The UK Ministry of Defence has decided to procure the in-development General Atomics Aeronautical Systems Certifiable Predator B unmanned air vehicle under its Protector programme. The UAV will be acquired through a foreign military sales contract with the US Department of Defense.
It was announced in October that the UK would replace its 10-strong MQ-9 Reaper Block 1 fleet with a derivative of the type under Protector, but it was unknown at that time if it would select the certifiable variant or the Block 5 that is currently coming off the production line.
In a 26 April justification document published on the EU’s website, the MoD has now revealed that a need for the new system to be flown in UK airspace has led to the decision that the certifiable Predator is the only viable selection for the requirement. Some £415 million ($606 million) will be allocated for the purchase.
“The MoD has conducted a thorough assessment phase, which has concluded that the Certifiable Predator B [CPB] is the only system capable of achieving UK military type certification and delivering the Protector requirement within the required time-scales,” the document says. “The only means of acquiring the CPB is through a contract with the US DoD.”

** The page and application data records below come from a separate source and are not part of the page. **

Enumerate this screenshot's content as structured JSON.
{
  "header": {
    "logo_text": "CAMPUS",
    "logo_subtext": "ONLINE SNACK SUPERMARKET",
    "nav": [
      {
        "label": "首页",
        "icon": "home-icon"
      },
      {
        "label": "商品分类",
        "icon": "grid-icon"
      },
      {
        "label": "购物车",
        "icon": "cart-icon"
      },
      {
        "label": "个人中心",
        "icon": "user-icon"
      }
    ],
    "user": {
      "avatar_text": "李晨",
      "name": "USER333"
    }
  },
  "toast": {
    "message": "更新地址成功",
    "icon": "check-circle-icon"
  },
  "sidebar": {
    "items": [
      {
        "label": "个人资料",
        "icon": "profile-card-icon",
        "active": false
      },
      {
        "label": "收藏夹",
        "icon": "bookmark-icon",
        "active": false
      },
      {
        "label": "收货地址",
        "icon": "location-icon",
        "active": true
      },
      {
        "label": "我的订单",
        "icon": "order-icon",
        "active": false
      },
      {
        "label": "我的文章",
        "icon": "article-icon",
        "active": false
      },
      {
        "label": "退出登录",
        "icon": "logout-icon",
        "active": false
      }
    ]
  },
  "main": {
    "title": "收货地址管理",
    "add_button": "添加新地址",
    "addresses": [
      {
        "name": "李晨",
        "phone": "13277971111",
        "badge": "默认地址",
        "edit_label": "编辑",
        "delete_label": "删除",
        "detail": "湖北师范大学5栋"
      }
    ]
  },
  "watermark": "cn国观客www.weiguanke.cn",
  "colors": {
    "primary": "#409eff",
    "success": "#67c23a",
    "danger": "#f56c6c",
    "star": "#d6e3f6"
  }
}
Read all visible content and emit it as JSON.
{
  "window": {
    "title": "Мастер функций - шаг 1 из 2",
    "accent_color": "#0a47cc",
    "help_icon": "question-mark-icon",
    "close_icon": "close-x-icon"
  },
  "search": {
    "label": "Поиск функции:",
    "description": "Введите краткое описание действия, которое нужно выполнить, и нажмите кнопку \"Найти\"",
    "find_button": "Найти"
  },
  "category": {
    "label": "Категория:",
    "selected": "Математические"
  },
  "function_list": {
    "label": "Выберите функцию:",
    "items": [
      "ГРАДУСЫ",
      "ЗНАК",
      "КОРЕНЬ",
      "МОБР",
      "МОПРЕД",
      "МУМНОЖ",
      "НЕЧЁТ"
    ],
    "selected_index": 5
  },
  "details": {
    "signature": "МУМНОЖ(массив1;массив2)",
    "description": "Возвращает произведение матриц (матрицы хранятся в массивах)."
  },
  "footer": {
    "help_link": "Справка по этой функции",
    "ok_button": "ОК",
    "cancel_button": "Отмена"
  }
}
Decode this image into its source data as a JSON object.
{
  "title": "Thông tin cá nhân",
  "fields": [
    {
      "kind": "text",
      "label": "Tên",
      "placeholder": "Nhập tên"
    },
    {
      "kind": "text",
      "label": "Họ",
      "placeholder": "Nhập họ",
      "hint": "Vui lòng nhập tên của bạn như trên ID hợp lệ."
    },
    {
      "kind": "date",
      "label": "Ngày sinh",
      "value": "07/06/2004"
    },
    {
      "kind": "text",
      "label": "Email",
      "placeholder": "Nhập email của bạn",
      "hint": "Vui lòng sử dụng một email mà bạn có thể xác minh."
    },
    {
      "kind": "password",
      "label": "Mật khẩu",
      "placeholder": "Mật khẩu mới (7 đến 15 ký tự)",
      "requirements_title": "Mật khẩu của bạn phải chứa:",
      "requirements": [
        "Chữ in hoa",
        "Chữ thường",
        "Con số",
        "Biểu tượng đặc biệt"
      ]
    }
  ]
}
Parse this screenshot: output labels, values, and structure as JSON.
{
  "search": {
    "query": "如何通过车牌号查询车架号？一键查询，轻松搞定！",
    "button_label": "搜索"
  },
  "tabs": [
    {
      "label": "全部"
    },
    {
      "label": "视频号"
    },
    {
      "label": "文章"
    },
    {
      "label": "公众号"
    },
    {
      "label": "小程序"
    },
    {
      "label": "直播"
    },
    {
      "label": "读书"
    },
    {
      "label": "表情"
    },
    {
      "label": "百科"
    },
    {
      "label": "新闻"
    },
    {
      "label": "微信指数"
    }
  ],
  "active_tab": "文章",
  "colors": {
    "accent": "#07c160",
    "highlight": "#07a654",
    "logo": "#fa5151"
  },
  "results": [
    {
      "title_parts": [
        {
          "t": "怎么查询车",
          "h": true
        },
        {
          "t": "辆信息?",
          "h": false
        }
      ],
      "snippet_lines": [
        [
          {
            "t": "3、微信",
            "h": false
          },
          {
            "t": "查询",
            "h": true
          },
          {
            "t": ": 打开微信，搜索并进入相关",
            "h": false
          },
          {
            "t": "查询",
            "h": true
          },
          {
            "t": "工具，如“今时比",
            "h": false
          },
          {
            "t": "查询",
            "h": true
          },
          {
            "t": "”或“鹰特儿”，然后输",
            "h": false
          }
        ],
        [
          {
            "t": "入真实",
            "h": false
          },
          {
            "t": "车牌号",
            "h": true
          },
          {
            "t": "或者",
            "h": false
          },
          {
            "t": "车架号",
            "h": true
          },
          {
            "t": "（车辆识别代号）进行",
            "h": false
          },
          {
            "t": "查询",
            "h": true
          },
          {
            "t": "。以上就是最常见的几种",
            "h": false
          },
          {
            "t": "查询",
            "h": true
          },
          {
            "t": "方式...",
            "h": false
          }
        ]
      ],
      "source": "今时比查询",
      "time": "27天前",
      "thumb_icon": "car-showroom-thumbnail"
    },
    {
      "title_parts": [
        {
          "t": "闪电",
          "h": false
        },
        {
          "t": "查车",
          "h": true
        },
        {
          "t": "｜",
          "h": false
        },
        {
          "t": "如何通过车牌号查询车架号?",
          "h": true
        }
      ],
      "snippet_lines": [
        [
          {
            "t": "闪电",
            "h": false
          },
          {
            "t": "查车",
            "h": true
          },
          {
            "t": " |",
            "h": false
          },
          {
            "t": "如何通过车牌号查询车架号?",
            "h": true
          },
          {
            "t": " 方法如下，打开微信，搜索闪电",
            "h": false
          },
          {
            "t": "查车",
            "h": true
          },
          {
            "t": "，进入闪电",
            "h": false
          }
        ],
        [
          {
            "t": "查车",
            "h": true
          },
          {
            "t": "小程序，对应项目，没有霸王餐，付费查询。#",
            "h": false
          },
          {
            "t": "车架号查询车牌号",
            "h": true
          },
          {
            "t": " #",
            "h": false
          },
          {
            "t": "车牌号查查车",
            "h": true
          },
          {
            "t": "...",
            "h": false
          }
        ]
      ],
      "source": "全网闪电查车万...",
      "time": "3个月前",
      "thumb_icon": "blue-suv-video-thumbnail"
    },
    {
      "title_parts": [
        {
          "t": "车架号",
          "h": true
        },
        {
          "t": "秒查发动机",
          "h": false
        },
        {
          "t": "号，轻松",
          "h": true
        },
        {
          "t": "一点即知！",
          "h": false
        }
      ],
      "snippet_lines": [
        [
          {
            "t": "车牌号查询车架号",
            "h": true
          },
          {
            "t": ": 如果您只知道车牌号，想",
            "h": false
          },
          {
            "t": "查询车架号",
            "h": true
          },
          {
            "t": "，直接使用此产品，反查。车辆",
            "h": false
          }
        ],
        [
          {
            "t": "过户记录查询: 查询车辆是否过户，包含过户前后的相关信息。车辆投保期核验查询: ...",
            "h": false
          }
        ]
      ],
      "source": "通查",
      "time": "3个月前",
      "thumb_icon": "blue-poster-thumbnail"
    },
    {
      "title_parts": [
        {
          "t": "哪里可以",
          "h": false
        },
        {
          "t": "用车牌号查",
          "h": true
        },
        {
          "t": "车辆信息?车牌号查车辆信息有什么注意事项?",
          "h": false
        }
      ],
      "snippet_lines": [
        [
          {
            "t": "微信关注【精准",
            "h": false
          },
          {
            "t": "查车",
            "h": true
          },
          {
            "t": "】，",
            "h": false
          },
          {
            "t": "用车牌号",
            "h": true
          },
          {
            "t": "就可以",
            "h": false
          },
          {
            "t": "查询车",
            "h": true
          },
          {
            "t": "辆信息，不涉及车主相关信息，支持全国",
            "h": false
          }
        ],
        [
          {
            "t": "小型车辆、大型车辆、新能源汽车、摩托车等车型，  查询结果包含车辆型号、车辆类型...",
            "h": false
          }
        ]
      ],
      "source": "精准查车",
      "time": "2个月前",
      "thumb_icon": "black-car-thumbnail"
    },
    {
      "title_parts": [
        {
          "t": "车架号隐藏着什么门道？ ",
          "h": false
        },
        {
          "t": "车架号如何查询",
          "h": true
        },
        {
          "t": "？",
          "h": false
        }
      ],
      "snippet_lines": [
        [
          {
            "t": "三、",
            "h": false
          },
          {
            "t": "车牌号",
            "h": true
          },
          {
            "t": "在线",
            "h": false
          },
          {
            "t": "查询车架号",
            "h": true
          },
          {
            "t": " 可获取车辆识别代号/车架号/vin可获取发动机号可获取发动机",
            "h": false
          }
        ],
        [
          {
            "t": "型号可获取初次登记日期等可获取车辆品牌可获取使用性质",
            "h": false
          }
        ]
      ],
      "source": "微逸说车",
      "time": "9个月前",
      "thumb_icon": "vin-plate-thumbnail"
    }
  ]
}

Protector will see “more than 20” UAVs acquired to replace the Royal Air Force’s in-service Reapers for operations between 2018 and 2030. Speaking last October, Air Cdre Peter Grinstead, head of UK unmanned air systems at the MoD, revealed to a Royal Aeronautical Society conference in London that a new Reaper derivative would be selected for the replacement.
At that time it was unknown which configuration the MoD would select, with Grinstead saying that he could not provide details on the exact configuration until a so-called Main Gate procurement decision was made in March 2016.
The extended-range variant
General Atomics Aeronautical Systems
In February, General Atomics announced that a long-endurance Predator B, which will eventually increase the flight time of the Reaper from 27h to 40h, had carried out its first flight.
A test vehicle was retrofitted with a 24m (78.7ft)-long wing – a 4m increase – and the new variant also has an increased internal fuel capacity and additional hardpoints. The wing also has provisions for de-icing and integrated low- and high-band radio-frequency antennas.
The US Air Force has fielded an interim retrofitted Block 5 model with an extended-range capability that includes auxiliary external fuel tanks and a new wing, but General Atomics is looking towards a production variant featuring the longer wing and increased internal fuel capability as a standard that could be certified to fly in national airspace.
The longer wing is the first element for the certifiable development project, and the lead production example is expected to emerge in early 2018.
Further hardware and software upgrades planned for the certifiable MQ-9 include a sense-and-avoid capability, improved structural fatigue and damage tolerance, more robust flight control software and enhancements allowing operations in adverse weather, General Atomics says. Other improvements include short-field take-off and landing capability and spoilers on the wing to enable precision automatic landings.